In today’s world, there seems to be a lot to complain about. Mask or no mask, shot or no shot, politics, wars, riots, and natural disasters. The list is endless. Day after day, the news and media are bombarded with images or negativity or some expert telling you what you need to make your life better.
Next time you are out or with people at home, try listening — not to eavesdrop or gather gossip. Simply listen to see how many people express what they are grateful for rather than what they are upset about. You might be surprised: you might hear about complaints and negativity, or you might just hear about great moments in people's lives.
When was the last time that you started your day with a small sentence of gratitude? Instead of being cranky or snappy until you get that first cup of coffee, try being grateful that you can get that cup of coffee. Instead of griping about the weather, be grateful for the seasons changing and the beauty of nature. November is national gratitude month, so why not bring a little gratitude into every day?
It’s easy to get caught up in the constant negativity that seems to surround us day after day but being grateful takes very little effort. In most situations, if you try, you can find a positive in the negative. For example, suppose a family member who is 96 years old passes. Maybe this person was your biggest cheerleader and the very close to you. It is heartbreaking to lose a loved one; it is easy to focus on the negatives in this situation. To turn to the positives, consider the life they lived. Ninety-six years is a lot of time to have many adventures! As hard as it will be, in your grief, remember their stories. Remember all the time you had together and all the memories you made. Remember everything that they taught you and the wisdom they passed on to you. Be grateful for all those reasons.
Showing gratitude takes practice. Sometimes, you may need to remind yourself how to show gratitude. Try every day to think of something you are grateful for — big or small, abstract or concrete. It may be difficult at first, but eventually, it will get easier to notice the things around you that make life wonderful. National gratitude month is a great place to start getting in the habit, but let it spur you on to be grateful every day of the year.
#1. Be positive. As mentioned before, it is easy to get caught up in a cycle of negativity. Practice being positive. It may sound crazy, but when is the last time you tried to be positive from the moment you woke up until the minute your head hits the pillow? Being positive might be difficult at first, but it will get easier. Once you get the hang of staying away from negativity, you will find you will have an overall better attitude, and showing gratitude will be easier.
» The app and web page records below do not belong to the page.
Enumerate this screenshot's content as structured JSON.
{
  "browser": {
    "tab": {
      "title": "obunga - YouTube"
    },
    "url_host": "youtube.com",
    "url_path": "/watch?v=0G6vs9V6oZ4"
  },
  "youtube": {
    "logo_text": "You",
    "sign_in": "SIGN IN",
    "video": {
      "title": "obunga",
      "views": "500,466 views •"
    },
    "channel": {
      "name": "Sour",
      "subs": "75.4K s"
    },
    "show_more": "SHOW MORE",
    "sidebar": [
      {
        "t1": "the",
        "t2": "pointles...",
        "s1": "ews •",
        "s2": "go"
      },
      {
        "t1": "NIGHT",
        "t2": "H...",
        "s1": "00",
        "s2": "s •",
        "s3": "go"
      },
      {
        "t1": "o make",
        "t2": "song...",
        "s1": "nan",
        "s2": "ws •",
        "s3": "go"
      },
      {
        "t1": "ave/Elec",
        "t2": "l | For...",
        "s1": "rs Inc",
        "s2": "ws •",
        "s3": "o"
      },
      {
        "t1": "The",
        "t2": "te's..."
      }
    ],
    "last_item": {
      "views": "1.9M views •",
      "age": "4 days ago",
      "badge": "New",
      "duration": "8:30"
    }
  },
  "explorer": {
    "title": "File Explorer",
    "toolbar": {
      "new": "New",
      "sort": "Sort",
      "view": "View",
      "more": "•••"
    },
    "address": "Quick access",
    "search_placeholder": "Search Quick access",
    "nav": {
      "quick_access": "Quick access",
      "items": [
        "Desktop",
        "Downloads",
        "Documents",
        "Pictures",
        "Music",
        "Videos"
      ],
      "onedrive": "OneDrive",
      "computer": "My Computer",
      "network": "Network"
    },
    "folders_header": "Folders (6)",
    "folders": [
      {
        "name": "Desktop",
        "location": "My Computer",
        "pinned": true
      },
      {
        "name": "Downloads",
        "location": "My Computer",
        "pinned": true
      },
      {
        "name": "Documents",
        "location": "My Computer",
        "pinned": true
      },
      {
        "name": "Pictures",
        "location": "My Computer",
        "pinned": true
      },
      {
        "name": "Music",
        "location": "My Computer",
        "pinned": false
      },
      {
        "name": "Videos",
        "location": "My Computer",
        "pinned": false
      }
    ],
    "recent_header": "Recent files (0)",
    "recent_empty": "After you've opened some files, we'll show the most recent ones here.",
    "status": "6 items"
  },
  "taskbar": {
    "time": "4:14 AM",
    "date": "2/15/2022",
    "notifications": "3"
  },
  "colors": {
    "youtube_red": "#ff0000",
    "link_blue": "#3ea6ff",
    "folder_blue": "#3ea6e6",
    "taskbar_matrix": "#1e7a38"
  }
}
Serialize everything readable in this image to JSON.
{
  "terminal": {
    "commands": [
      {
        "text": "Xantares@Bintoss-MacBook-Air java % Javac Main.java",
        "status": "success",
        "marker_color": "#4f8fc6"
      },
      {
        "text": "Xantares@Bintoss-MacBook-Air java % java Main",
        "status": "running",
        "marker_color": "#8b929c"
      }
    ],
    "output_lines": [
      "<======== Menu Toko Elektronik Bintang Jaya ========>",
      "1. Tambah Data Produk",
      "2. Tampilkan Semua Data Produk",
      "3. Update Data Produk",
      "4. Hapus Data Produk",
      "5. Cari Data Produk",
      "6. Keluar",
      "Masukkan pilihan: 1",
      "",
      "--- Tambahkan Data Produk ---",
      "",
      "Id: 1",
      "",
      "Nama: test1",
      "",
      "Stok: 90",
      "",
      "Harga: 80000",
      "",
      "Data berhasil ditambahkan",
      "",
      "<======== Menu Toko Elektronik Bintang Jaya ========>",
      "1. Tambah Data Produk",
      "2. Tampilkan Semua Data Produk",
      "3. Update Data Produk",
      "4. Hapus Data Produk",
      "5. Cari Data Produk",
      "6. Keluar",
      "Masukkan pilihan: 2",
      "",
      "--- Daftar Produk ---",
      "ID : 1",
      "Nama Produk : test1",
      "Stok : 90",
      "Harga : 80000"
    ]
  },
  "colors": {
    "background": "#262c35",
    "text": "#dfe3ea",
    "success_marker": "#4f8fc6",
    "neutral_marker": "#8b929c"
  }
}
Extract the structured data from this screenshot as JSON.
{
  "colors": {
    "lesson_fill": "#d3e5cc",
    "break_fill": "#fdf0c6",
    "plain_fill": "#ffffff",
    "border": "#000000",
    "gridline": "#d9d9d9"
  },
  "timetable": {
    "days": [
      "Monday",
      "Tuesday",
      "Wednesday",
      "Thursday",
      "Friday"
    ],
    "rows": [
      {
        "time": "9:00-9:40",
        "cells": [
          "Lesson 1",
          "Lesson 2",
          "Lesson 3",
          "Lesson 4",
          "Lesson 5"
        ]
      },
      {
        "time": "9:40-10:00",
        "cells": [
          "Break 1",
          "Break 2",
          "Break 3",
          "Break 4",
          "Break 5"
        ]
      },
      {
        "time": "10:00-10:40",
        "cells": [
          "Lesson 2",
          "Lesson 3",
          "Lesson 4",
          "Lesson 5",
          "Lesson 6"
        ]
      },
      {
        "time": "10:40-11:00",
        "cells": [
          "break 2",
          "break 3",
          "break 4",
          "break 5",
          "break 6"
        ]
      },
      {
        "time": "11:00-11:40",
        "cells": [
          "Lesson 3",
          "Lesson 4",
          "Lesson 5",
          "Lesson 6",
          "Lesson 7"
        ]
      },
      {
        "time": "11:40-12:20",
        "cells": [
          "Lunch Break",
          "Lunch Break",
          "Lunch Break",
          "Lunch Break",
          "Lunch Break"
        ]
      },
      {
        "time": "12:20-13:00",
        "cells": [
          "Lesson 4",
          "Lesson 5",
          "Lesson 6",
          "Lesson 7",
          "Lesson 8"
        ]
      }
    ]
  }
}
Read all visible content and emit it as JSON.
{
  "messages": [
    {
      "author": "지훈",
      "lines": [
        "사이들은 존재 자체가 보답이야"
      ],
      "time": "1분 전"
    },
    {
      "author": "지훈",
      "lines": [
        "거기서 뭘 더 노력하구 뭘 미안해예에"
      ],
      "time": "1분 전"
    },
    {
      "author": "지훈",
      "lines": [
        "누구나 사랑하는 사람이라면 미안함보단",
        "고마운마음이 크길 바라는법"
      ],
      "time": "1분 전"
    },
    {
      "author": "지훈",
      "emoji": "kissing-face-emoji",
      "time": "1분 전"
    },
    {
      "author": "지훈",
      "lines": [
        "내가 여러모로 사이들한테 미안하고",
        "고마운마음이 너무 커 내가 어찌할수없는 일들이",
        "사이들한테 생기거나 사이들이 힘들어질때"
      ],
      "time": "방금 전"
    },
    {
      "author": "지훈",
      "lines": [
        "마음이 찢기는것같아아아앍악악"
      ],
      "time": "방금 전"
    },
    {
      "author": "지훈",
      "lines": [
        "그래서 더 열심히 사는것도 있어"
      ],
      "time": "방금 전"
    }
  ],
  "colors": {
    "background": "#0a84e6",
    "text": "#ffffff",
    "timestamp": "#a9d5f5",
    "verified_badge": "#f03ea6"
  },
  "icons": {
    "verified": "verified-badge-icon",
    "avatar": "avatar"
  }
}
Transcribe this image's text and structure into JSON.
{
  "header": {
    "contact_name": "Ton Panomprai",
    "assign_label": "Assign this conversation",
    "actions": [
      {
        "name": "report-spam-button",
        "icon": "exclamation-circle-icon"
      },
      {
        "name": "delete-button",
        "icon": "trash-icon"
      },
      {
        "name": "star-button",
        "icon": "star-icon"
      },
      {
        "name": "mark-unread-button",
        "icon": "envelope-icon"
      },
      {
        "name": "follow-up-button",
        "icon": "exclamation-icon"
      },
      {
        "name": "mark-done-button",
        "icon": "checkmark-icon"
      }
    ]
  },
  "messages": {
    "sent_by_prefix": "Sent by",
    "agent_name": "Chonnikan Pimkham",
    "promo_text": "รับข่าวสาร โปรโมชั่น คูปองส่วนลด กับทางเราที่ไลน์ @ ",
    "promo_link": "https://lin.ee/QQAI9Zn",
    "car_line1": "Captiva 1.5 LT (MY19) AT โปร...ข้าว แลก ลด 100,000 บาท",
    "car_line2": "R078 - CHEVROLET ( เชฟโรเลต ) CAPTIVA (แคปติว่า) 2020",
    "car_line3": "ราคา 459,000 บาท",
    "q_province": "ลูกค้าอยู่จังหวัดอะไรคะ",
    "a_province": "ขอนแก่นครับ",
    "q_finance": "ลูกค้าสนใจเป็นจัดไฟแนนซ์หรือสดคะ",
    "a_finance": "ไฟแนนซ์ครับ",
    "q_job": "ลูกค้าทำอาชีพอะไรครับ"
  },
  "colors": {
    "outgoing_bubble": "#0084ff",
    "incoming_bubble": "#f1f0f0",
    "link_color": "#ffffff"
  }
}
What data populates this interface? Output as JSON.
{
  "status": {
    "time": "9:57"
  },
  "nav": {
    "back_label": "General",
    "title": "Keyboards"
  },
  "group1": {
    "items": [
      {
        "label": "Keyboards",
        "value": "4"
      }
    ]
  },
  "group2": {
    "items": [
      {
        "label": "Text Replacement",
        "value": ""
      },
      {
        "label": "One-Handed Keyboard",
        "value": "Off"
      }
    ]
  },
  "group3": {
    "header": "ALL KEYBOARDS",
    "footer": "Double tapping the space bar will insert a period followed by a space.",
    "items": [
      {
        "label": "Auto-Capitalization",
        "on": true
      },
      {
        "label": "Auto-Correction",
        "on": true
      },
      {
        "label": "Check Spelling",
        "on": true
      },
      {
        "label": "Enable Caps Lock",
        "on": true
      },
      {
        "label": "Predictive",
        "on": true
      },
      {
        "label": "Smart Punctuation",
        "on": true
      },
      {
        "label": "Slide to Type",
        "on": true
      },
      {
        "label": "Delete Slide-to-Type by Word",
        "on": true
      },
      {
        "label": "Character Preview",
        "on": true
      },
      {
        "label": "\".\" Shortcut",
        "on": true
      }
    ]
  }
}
#2. Write a thank-you note. People enjoy getting something in the mail that is not a late notice or new bill. When you write a thank you note, not only are you sharing a little kindness, but you might even make someone's day. Think about this: if you are having a rotten day and, out of the blue, someone sends you a thank you note for something simple like bringing their morning paper out of the rain or holding a door open for them. It might brighten your mood or be a bright spot in your week. “Thank you” are two of the smallest words but carry a large impact. People always respond with “sorry” for the simplest issues; imagine if you started saying thank you as much.
#3. Spend time with others. Everyone gets busy. Most people are returning to work after being in home offices for the last year or more. Some people find it easier to stay in isolation than to go out. Socializing is incredibly important not only for your mental health but for showing that you care about someone. A simple phone call just to say hi works just as well as a Zoom or Facetime call.
Even if your family is scattered across the country or the pandemic has made you second-guess having an in-person get-together, there are still ways to connect. Some streaming services have features where you all can log on together and watch together. While you may not be in the same room, you are still able to be with those who are close to you. If you're comfortable going out and have friends and family close to you, invite them for dinner or go have coffee or a night out together. Practice gratitude with them; you can even tell them something about them you are grateful for.
Whether or not we realize it, every one of us has much to be grateful for. It can be hard to feel gratitude in today's world. There is so much negativity going around that sometimes it is difficult to find anything positive in many situations. Somehow, we have moved away from being a society that shows kindness and gratitude toward each other. Instead, we allow things to divide us on a shockingly deep level. It does not have to be that way. We can return to gratitude. When we practice gratitude, the most ordinary and everyday things can bring us great joy, and the world becomes a more positive place. Spreading positivity and gratitude is especially important this time of year. If you are suffering from social anxiety, depression, or another mental illness, especially due to the negativity prevalent in today's society, call SokyaHealth today at 866-932-1767.